Whether the reader agrees or disagrees with Ruairí Ó Brádaigh today, his politics were based on an interpretation of historical events that was accepted at one time or another by Eamon de Valera, Seán Mac Bride, Cathal Goulding, and Gerry Adams.
There is a tendency for external observers to assume that Ó Brádaigh’s politics were based simply on tradition and therefore they were socially and economically conservative. However, his socialism was an extension of arguments raised by Fintan Lalor (see “What is Irish Republicanism,” p. 15), and the co-operative movement (“Restore the Means of Production to the People,’ p. 12) of the 1930s and 1940s. His defence of “abstentionism” was linked to his progressive politics, as witnessed by questions he raised at the 1986 Ard-Fheis, including: “How can the fundamental change in property relations come out of Leinster House?” (“Speech opposing the motion on abstentionism,” p. 73). The question then informs debate today as Ireland recovers from the economic downturn of 2008.
As these speeches and writings show, what Ruairí Ó Brádaigh said was consistent with what he did. In this, he was similar to many other Irish Republicans, from Wolfe Tone, to Padraig Pearse and on to Bobby Sands. That made him dangerous to the authorities and to some of his fellow activists.
This collection is a welcome addition to the vast body of Irish Republican literature. The most recent of the contributions here is now almost thirty years old. Because they often draw on the past to inform a New Ireland of the future, they remain important. (Prof Robert W. White writes in the Preface to this Volume.)
I thank Prof. Robert W. White for writing the Introduction to this Volume. There would be no one better to write the Introduction to this first Volume than a person who was not just his biographer but also a friend. Special thanks go to Líta Ní Chathmhaoil, Josephine Hayden, and Brian Kilcommins for assisting this publication.
This Volume is the inaugural publication of Ruairí Ó Brádaigh’s Selected Writings. While this Volume spans the period when Ruairí Ó Brádaigh was member of the Provisional Republican Movement, Volume 2 will include selected contributions from his later period, when he reformed Republican Sinn Féin and the Continuity Army Council. Volume 2 will be launched in New York City on the 17th of October 2015 and in Dublin at the Republican Sinn Féin Ard-Fheis in November 2015. Successive Volumes 3 and 4 will be published in 2016 and 2017 respectively.

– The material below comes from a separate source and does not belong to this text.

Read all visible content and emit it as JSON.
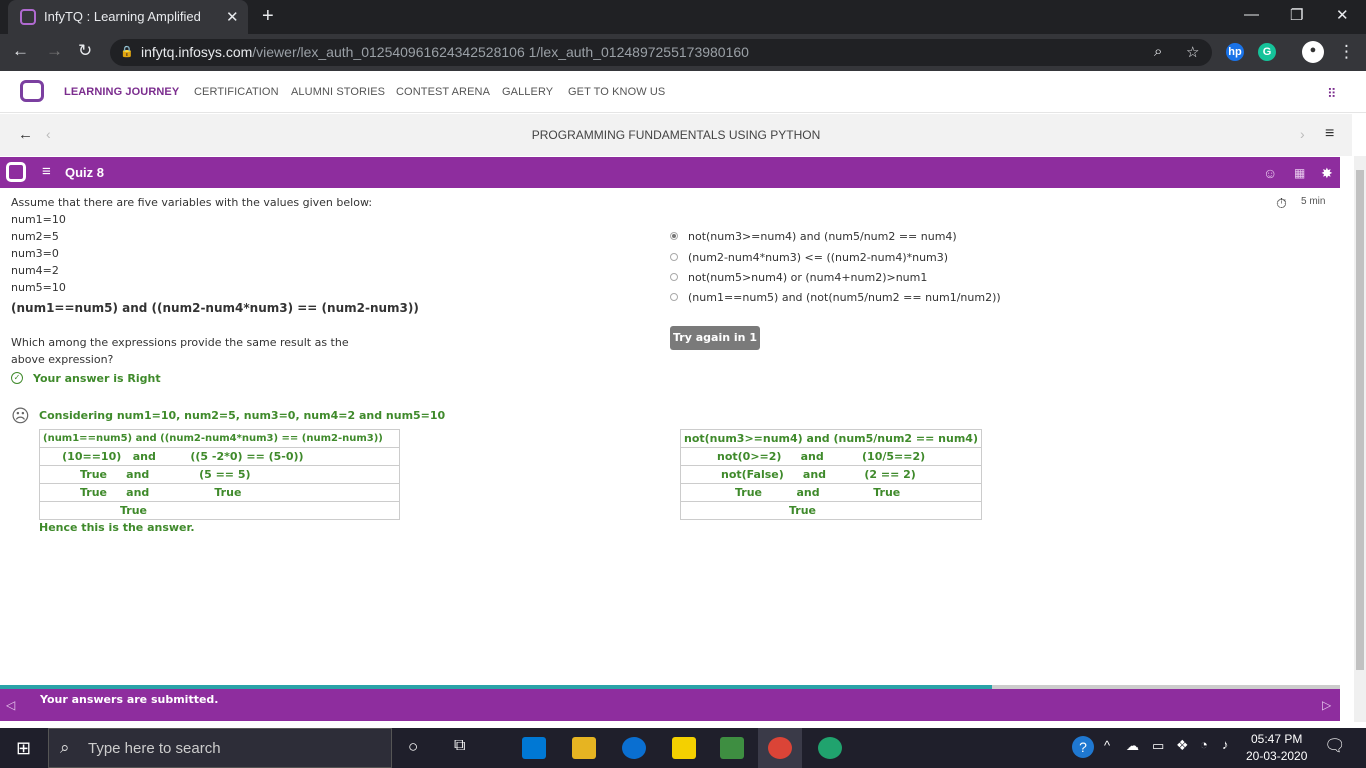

Finally, a personal note on Ruairí Ó Brádaigh; I met him first in Dublin in 2007; he later invited me to his house to conduct an interview with him for SAOIRSE. As Dolours Price, I also had the fortune to call him “Ruairí” as he called me “Dieter.” I had the honour to accompany him on his two final journeys through Roscommon Town on June 7 and 8, 2013. On these days, we honoured an Irish soldier; this book is my way to honour an Irish politician.